-- WHAT IS NEEDED --
Could you write out every record below exactly, leaving the pictures out?

-- DATASET EXTRACT --
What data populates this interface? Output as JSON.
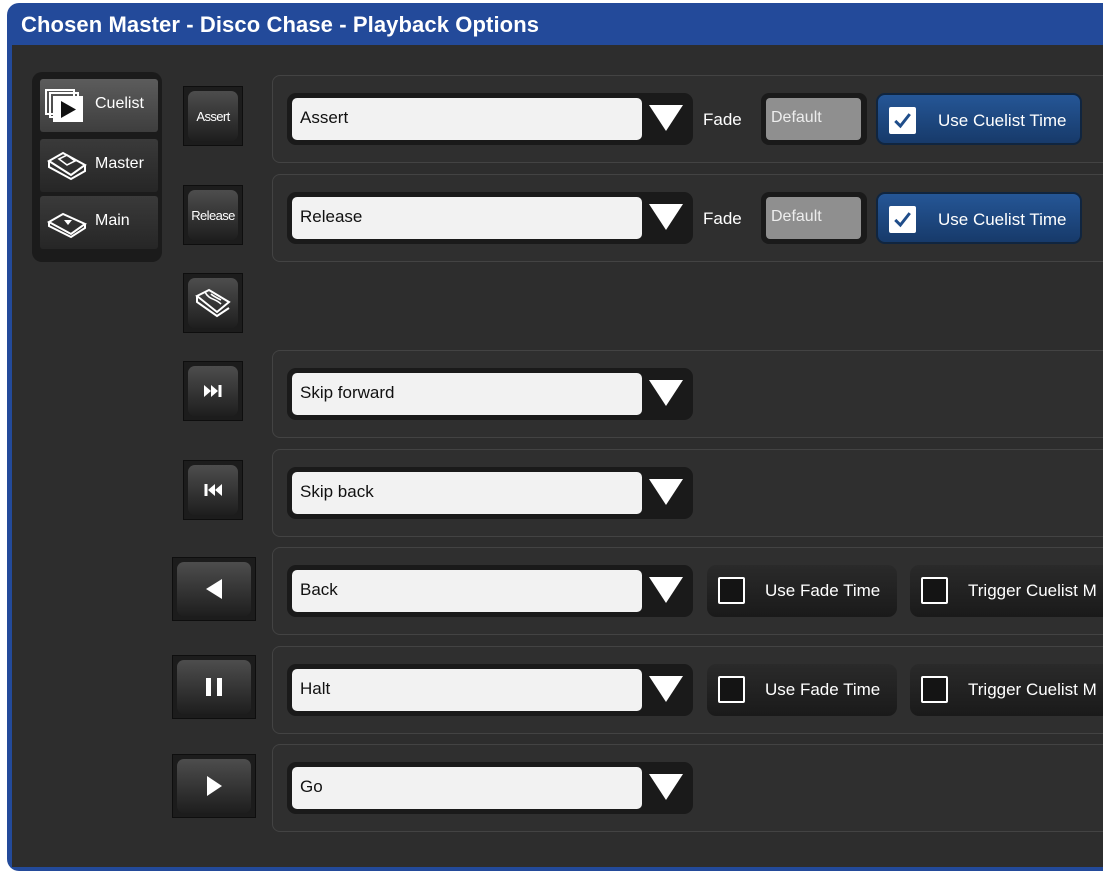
{
  "window": {
    "title": "Chosen Master - Disco Chase - Playback Options"
  },
  "sidebar": {
    "items": [
      {
        "label": "Cuelist",
        "icon": "cuelist-icon",
        "selected": true
      },
      {
        "label": "Master",
        "icon": "master-icon",
        "selected": false
      },
      {
        "label": "Main",
        "icon": "main-icon",
        "selected": false
      }
    ]
  },
  "rows": {
    "assert": {
      "button_label": "Assert",
      "dropdown_value": "Assert",
      "fade_label": "Fade",
      "fade_placeholder": "Default",
      "use_cuelist_time_label": "Use Cuelist Time",
      "use_cuelist_time_checked": true
    },
    "release": {
      "button_label": "Release",
      "dropdown_value": "Release",
      "fade_label": "Fade",
      "fade_placeholder": "Default",
      "use_cuelist_time_label": "Use Cuelist Time",
      "use_cuelist_time_checked": true
    },
    "hand": {
      "icon": "hand-icon"
    },
    "skip_forward": {
      "icon": "skip-forward-icon",
      "dropdown_value": "Skip forward"
    },
    "skip_back": {
      "icon": "skip-back-icon",
      "dropdown_value": "Skip back"
    },
    "back": {
      "icon": "back-icon",
      "dropdown_value": "Back",
      "use_fade_time_label": "Use Fade Time",
      "use_fade_time_checked": false,
      "trigger_label": "Trigger Cuelist M",
      "trigger_checked": false
    },
    "halt": {
      "icon": "pause-icon",
      "dropdown_value": "Halt",
      "use_fade_time_label": "Use Fade Time",
      "use_fade_time_checked": false,
      "trigger_label": "Trigger Cuelist M",
      "trigger_checked": false
    },
    "go": {
      "icon": "play-icon",
      "dropdown_value": "Go"
    }
  },
  "colors": {
    "title_bar": "#234a9a",
    "panel_bg": "#2d2d2d",
    "checked_toggle": "#1f4d8a"
  }
}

-- TASK SOLUTION --
What data populates this interface? Output as JSON.
{
  "window": {
    "title": "Chosen Master - Disco Chase - Playback Options"
  },
  "sidebar": {
    "items": [
      {
        "label": "Cuelist",
        "icon": "cuelist-icon",
        "selected": true
      },
      {
        "label": "Master",
        "icon": "master-icon",
        "selected": false
      },
      {
        "label": "Main",
        "icon": "main-icon",
        "selected": false
      }
    ]
  },
  "rows": {
    "assert": {
      "button_label": "Assert",
      "dropdown_value": "Assert",
      "fade_label": "Fade",
      "fade_placeholder": "Default",
      "use_cuelist_time_label": "Use Cuelist Time",
      "use_cuelist_time_checked": true
    },
    "release": {
      "button_label": "Release",
      "dropdown_value": "Release",
      "fade_label": "Fade",
      "fade_placeholder": "Default",
      "use_cuelist_time_label": "Use Cuelist Time",
      "use_cuelist_time_checked": true
    },
    "hand": {
      "icon": "hand-icon"
    },
    "skip_forward": {
      "icon": "skip-forward-icon",
      "dropdown_value": "Skip forward"
    },
    "skip_back": {
      "icon": "skip-back-icon",
      "dropdown_value": "Skip back"
    },
    "back": {
      "icon": "back-icon",
      "dropdown_value": "Back",
      "use_fade_time_label": "Use Fade Time",
      "use_fade_time_checked": false,
      "trigger_label": "Trigger Cuelist M",
      "trigger_checked": false
    },
    "halt": {
      "icon": "pause-icon",
      "dropdown_value": "Halt",
      "use_fade_time_label": "Use Fade Time",
      "use_fade_time_checked": false,
      "trigger_label": "Trigger Cuelist M",
      "trigger_checked": false
    },
    "go": {
      "icon": "play-icon",
      "dropdown_value": "Go"
    }
  },
  "colors": {
    "title_bar": "#234a9a",
    "panel_bg": "#2d2d2d",
    "checked_toggle": "#1f4d8a"
  }
}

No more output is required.